### Available records ###

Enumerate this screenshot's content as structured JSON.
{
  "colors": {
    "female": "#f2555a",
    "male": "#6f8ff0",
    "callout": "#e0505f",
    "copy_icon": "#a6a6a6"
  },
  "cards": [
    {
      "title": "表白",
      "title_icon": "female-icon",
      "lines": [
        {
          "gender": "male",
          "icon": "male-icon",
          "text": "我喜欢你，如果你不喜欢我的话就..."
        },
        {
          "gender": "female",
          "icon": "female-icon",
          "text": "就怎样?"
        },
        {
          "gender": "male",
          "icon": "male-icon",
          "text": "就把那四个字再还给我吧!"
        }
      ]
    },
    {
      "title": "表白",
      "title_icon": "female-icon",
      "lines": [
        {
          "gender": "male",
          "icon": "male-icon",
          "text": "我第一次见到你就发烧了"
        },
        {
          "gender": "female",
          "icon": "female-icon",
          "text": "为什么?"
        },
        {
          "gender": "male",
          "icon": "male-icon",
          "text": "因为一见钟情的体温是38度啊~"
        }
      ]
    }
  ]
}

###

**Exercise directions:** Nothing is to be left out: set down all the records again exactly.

**Exercise solution:**
Enumerate this screenshot's content as structured JSON.
{
  "colors": {
    "female": "#f2555a",
    "male": "#6f8ff0",
    "callout": "#e0505f",
    "copy_icon": "#a6a6a6"
  },
  "cards": [
    {
      "title": "表白",
      "title_icon": "female-icon",
      "lines": [
        {
          "gender": "male",
          "icon": "male-icon",
          "text": "我喜欢你，如果你不喜欢我的话就..."
        },
        {
          "gender": "female",
          "icon": "female-icon",
          "text": "就怎样?"
        },
        {
          "gender": "male",
          "icon": "male-icon",
          "text": "就把那四个字再还给我吧!"
        }
      ]
    },
    {
      "title": "表白",
      "title_icon": "female-icon",
      "lines": [
        {
          "gender": "male",
          "icon": "male-icon",
          "text": "我第一次见到你就发烧了"
        },
        {
          "gender": "female",
          "icon": "female-icon",
          "text": "为什么?"
        },
        {
          "gender": "male",
          "icon": "male-icon",
          "text": "因为一见钟情的体温是38度啊~"
        }
      ]
    }
  ]
}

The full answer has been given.